Pick out every line in the data below that holds "JSON".

DATA FOR THIS TASK START

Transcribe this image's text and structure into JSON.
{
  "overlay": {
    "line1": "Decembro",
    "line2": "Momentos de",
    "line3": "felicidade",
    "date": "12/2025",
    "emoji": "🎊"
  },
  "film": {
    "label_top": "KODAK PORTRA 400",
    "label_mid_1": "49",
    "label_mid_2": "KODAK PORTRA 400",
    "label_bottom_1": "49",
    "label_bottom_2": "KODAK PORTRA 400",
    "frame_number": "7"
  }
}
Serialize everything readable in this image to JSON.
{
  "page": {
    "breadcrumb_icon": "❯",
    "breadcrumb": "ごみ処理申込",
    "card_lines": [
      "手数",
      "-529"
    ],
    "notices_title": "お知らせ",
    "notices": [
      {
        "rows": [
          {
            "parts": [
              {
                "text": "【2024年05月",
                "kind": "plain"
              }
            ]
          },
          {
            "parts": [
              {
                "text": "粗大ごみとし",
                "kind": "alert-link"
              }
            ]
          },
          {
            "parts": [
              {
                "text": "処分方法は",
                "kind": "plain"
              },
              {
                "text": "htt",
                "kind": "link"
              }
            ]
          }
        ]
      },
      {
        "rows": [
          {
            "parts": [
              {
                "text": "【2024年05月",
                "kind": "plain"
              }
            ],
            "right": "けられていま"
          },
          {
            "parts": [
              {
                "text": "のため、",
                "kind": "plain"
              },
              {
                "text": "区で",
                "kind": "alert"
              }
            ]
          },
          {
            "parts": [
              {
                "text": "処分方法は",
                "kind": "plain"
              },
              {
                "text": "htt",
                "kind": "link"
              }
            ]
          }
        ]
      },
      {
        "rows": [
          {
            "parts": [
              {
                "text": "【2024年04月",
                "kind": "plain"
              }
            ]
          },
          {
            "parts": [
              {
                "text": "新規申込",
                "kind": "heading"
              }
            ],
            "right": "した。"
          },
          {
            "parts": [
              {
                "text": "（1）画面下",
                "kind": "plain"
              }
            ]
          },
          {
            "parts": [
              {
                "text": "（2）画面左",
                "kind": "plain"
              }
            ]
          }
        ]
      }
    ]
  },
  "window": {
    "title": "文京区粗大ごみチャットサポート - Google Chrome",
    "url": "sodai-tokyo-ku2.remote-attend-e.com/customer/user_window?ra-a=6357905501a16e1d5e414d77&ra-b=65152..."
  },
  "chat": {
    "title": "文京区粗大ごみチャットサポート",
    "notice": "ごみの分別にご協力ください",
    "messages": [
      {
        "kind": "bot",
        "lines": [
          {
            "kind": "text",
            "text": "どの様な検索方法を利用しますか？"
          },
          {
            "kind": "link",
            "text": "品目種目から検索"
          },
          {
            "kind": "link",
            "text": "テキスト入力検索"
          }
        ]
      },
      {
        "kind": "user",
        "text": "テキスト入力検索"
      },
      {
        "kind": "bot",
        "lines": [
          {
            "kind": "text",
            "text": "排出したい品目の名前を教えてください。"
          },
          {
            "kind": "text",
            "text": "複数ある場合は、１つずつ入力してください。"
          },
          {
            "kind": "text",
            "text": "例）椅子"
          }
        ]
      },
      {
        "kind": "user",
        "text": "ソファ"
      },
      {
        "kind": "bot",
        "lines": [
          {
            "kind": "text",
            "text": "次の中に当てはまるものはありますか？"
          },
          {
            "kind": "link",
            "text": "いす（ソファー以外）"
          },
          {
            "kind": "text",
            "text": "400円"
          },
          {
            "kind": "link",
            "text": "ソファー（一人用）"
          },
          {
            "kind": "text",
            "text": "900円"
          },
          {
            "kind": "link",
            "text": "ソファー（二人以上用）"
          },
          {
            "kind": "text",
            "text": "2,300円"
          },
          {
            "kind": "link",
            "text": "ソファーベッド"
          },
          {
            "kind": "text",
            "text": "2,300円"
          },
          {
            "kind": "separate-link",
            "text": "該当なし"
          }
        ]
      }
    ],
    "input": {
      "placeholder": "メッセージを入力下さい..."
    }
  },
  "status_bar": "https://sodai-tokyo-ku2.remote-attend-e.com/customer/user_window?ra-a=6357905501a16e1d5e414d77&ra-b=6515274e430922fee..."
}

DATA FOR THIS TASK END

= TASK RESPONSE =
Transcribe this image's text and structure into JSON.
Serialize everything readable in this image to JSON.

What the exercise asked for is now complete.